### Exercise
Print a faithful copy of the data below, word for word, with the pictures left out.

### Interface dataset entries
****
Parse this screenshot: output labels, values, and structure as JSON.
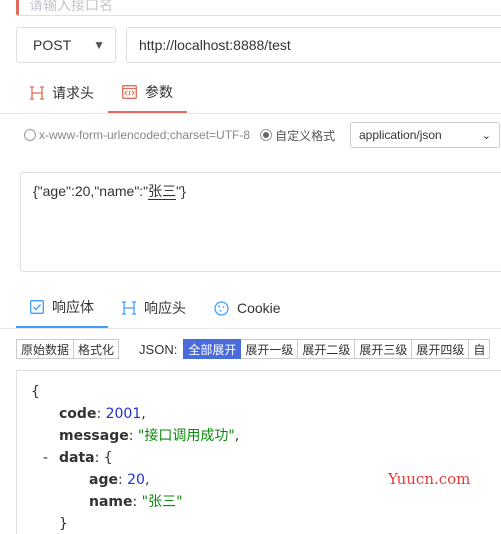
{
  "top": {
    "placeholder": "请输入接口名"
  },
  "request": {
    "method": "POST",
    "url": "http://localhost:8888/test"
  },
  "req_tabs": [
    {
      "label": "请求头",
      "icon": "h-icon"
    },
    {
      "label": "参数",
      "icon": "code-icon"
    }
  ],
  "format": {
    "option_urlencoded": "x-www-form-urlencoded;charset=UTF-8",
    "option_custom": "自定义格式",
    "content_type": "application/json"
  },
  "body": {
    "text_prefix": "{\"age\":20,\"name\":\"",
    "text_name": "张三",
    "text_suffix": "\"}"
  },
  "resp_tabs": [
    {
      "label": "响应体",
      "icon": "checkbox-icon"
    },
    {
      "label": "响应头",
      "icon": "h-icon"
    },
    {
      "label": "Cookie",
      "icon": "cookie-icon"
    }
  ],
  "toolbar": {
    "raw": "原始数据",
    "format": "格式化",
    "json_label": "JSON:",
    "expand_all": "全部展开",
    "level1": "展开一级",
    "level2": "展开二级",
    "level3": "展开三级",
    "level4": "展开四级",
    "more": "自"
  },
  "response": {
    "open_brace": "{",
    "code_key": "code",
    "code_val": "2001",
    "message_key": "message",
    "message_val": "\"接口调用成功\"",
    "data_key": "data",
    "data_open": "{",
    "age_key": "age",
    "age_val": "20",
    "name_key": "name",
    "name_val": "\"张三\"",
    "data_close": "}",
    "collapse_symbol": "-"
  },
  "watermark": "Yuucn.com",
  "colors": {
    "accent_red": "#e06c5a",
    "accent_blue": "#409eff",
    "active_btn": "#4a6bdc"
  }
}
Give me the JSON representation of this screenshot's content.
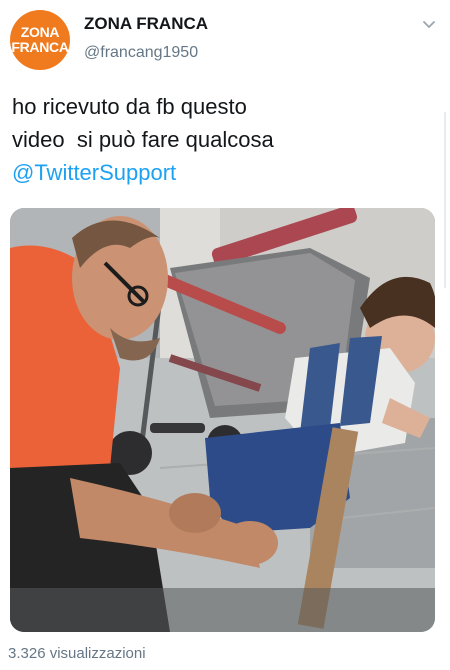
{
  "profile": {
    "avatar_line1": "ZONA",
    "avatar_line2": "FRANCA",
    "display_name": "ZONA FRANCA",
    "handle": "@francang1950"
  },
  "tweet": {
    "line1": "ho ricevuto da fb questo",
    "line2": "video  si può fare qualcosa",
    "mention": "@TwitterSupport"
  },
  "stats": {
    "views": "3.326 visualizzazioni"
  },
  "colors": {
    "brand_orange": "#f07a1e",
    "link_blue": "#1da1f2",
    "muted_gray": "#657786"
  },
  "icons": {
    "menu": "chevron-down-icon"
  }
}
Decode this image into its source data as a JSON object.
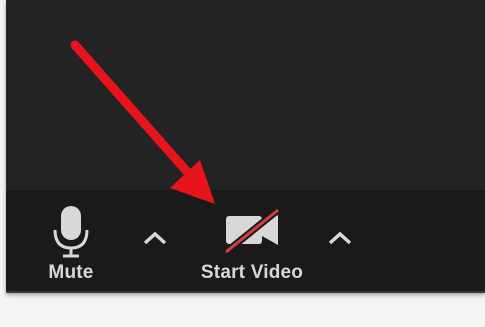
{
  "toolbar": {
    "mute_label": "Mute",
    "video_label": "Start Video"
  },
  "icons": {
    "microphone": "microphone-icon",
    "camera_off": "video-camera-off-icon",
    "caret_up": "chevron-up-icon"
  },
  "colors": {
    "background": "#232323",
    "toolbar": "#1a1a1a",
    "label": "#d8d8d8",
    "strike": "#d83b3b",
    "arrow": "#e8141c"
  }
}
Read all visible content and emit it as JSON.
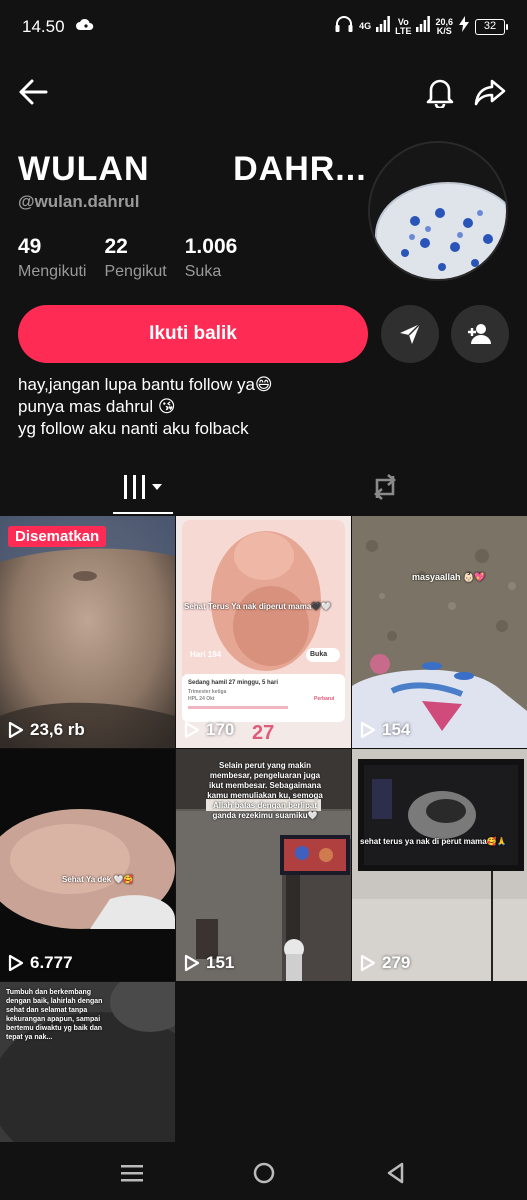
{
  "status_bar": {
    "time": "14.50",
    "network_4g": "4G",
    "network_volte_top": "Vo",
    "network_volte_bottom": "LTE",
    "speed_top": "20,6",
    "speed_bottom": "K/S",
    "battery": "32"
  },
  "profile": {
    "name": "WULAN        DAHR...",
    "handle": "@wulan.dahrul",
    "stats": [
      {
        "value": "49",
        "label": "Mengikuti"
      },
      {
        "value": "22",
        "label": "Pengikut"
      },
      {
        "value": "1.006",
        "label": "Suka"
      }
    ],
    "follow_back_label": "Ikuti balik",
    "bio": [
      "hay,jangan lupa bantu follow ya😄",
      "punya mas dahrul 😘",
      "yg follow aku nanti aku folback"
    ]
  },
  "videos": [
    {
      "views": "23,6 rb",
      "pinned_label": "Disematkan"
    },
    {
      "views": "170",
      "caption": "Sehat Terus Ya nak diperut mama🖤🤍",
      "app_day": "Hari 194",
      "app_btn": "Buka",
      "app_status": "Sedang hamil 27 minggu, 5 hari",
      "app_trimester": "Trimester ketiga",
      "app_hpl": "HPL 24 Okt",
      "app_link": "Perbarui",
      "app_big": "27"
    },
    {
      "views": "154",
      "caption": "masyaallah 👶🏻💖"
    },
    {
      "views": "6.777",
      "caption": "Sehat Ya dek 🤍🥰"
    },
    {
      "views": "151",
      "caption": "Selain perut yang makin membesar, pengeluaran juga ikut membesar. Sebagaimana kamu memuliakan ku, semoga Allah balas dengan berlipat ganda rezekimu suamiku🤍"
    },
    {
      "views": "279",
      "caption": "sehat terus ya nak di perut mama🥰🙏"
    },
    {
      "caption": "Tumbuh dan berkembang dengan baik, lahirlah dengan sehat dan selamat tanpa kekurangan apapun, sampai bertemu diwaktu yg baik dan tepat ya nak..."
    }
  ],
  "colors": {
    "accent": "#fe2c55",
    "background": "#121212",
    "secondary_text": "#9a9a9a",
    "round_button": "#2f2f2f"
  }
}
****
### Exercise response
Parse this screenshot: output labels, values, and structure as JSON.
{
  "top": {
    "placeholder": "请输入接口名"
  },
  "request": {
    "method": "POST",
    "url": "http://localhost:8888/test"
  },
  "req_tabs": [
    {
      "label": "请求头",
      "icon": "h-icon"
    },
    {
      "label": "参数",
      "icon": "code-icon"
    }
  ],
  "format": {
    "option_urlencoded": "x-www-form-urlencoded;charset=UTF-8",
    "option_custom": "自定义格式",
    "content_type": "application/json"
  },
  "body": {
    "text_prefix": "{\"age\":20,\"name\":\"",
    "text_name": "张三",
    "text_suffix": "\"}"
  },
  "resp_tabs": [
    {
      "label": "响应体",
      "icon": "checkbox-icon"
    },
    {
      "label": "响应头",
      "icon": "h-icon"
    },
    {
      "label": "Cookie",
      "icon": "cookie-icon"
    }
  ],
  "toolbar": {
    "raw": "原始数据",
    "format": "格式化",
    "json_label": "JSON:",
    "expand_all": "全部展开",
    "level1": "展开一级",
    "level2": "展开二级",
    "level3": "展开三级",
    "level4": "展开四级",
    "more": "自"
  },
  "response": {
    "open_brace": "{",
    "code_key": "code",
    "code_val": "2001",
    "message_key": "message",
    "message_val": "\"接口调用成功\"",
    "data_key": "data",
    "data_open": "{",
    "age_key": "age",
    "age_val": "20",
    "name_key": "name",
    "name_val": "\"张三\"",
    "data_close": "}",
    "collapse_symbol": "-"
  },
  "watermark": "Yuucn.com",
  "colors": {
    "accent_red": "#e06c5a",
    "accent_blue": "#409eff",
    "active_btn": "#4a6bdc"
  }
}
Give me the JSON representation of this screenshot's content.
{
  "profile": {
    "avatar_line1": "ZONA",
    "avatar_line2": "FRANCA",
    "display_name": "ZONA FRANCA",
    "handle": "@francang1950"
  },
  "tweet": {
    "line1": "ho ricevuto da fb questo",
    "line2": "video  si può fare qualcosa",
    "mention": "@TwitterSupport"
  },
  "stats": {
    "views": "3.326 visualizzazioni"
  },
  "colors": {
    "brand_orange": "#f07a1e",
    "link_blue": "#1da1f2",
    "muted_gray": "#657786"
  },
  "icons": {
    "menu": "chevron-down-icon"
  }
}
Decode this image into its source data as a JSON object.
{
  "toolbar": {
    "mute_label": "Mute",
    "video_label": "Start Video"
  },
  "icons": {
    "microphone": "microphone-icon",
    "camera_off": "video-camera-off-icon",
    "caret_up": "chevron-up-icon"
  },
  "colors": {
    "background": "#232323",
    "toolbar": "#1a1a1a",
    "label": "#d8d8d8",
    "strike": "#d83b3b",
    "arrow": "#e8141c"
  }
}
Read all visible content and emit it as JSON.
{
  "status_bar": {
    "time": "14.50",
    "network_4g": "4G",
    "network_volte_top": "Vo",
    "network_volte_bottom": "LTE",
    "speed_top": "20,6",
    "speed_bottom": "K/S",
    "battery": "32"
  },
  "profile": {
    "name": "WULAN        DAHR...",
    "handle": "@wulan.dahrul",
    "stats": [
      {
        "value": "49",
        "label": "Mengikuti"
      },
      {
        "value": "22",
        "label": "Pengikut"
      },
      {
        "value": "1.006",
        "label": "Suka"
      }
    ],
    "follow_back_label": "Ikuti balik",
    "bio": [
      "hay,jangan lupa bantu follow ya😄",
      "punya mas dahrul 😘",
      "yg follow aku nanti aku folback"
    ]
  },
  "videos": [
    {
      "views": "23,6 rb",
      "pinned_label": "Disematkan"
    },
    {
      "views": "170",
      "caption": "Sehat Terus Ya nak diperut mama🖤🤍",
      "app_day": "Hari 194",
      "app_btn": "Buka",
      "app_status": "Sedang hamil 27 minggu, 5 hari",
      "app_trimester": "Trimester ketiga",
      "app_hpl": "HPL 24 Okt",
      "app_link": "Perbarui",
      "app_big": "27"
    },
    {
      "views": "154",
      "caption": "masyaallah 👶🏻💖"
    },
    {
      "views": "6.777",
      "caption": "Sehat Ya dek 🤍🥰"
    },
    {
      "views": "151",
      "caption": "Selain perut yang makin membesar, pengeluaran juga ikut membesar. Sebagaimana kamu memuliakan ku, semoga Allah balas dengan berlipat ganda rezekimu suamiku🤍"
    },
    {
      "views": "279",
      "caption": "sehat terus ya nak di perut mama🥰🙏"
    },
    {
      "caption": "Tumbuh dan berkembang dengan baik, lahirlah dengan sehat dan selamat tanpa kekurangan apapun, sampai bertemu diwaktu yg baik dan tepat ya nak..."
    }
  ],
  "colors": {
    "accent": "#fe2c55",
    "background": "#121212",
    "secondary_text": "#9a9a9a",
    "round_button": "#2f2f2f"
  }
}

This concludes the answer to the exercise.